### THE TASK
Please find the lines in the following records that hold "title", and copy them.

### THE DATA
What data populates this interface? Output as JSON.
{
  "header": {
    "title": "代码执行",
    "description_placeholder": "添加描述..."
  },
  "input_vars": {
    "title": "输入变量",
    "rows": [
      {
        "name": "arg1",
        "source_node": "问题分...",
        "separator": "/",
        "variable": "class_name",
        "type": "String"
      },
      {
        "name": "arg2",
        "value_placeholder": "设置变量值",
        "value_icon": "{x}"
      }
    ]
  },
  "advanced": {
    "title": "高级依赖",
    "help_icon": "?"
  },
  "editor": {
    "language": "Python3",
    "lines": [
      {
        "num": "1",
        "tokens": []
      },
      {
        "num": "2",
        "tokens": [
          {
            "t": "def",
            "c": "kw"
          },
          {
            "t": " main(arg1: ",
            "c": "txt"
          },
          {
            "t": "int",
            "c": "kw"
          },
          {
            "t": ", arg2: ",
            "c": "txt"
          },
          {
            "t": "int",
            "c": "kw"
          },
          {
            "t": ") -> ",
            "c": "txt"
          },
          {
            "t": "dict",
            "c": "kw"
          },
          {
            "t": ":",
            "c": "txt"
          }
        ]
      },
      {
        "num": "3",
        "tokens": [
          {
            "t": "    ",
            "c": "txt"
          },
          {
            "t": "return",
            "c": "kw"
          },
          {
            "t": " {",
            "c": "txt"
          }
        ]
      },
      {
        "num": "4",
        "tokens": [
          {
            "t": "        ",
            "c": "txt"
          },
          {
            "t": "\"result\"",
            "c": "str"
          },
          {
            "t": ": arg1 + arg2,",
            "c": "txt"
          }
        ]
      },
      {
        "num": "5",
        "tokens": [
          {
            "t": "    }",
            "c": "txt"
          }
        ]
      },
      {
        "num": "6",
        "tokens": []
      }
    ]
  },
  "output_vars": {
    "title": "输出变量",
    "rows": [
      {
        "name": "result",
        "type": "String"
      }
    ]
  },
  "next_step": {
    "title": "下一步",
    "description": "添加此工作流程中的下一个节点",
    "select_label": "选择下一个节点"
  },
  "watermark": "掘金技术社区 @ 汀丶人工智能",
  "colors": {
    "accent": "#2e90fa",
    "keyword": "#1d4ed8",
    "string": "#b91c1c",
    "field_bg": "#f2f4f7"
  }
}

### SOLUTION TO THIS EXERCISE
    "title": "代码执行",
    "title": "输入变量",
    "title": "高级依赖",
    "title": "输出变量",
    "title": "下一步",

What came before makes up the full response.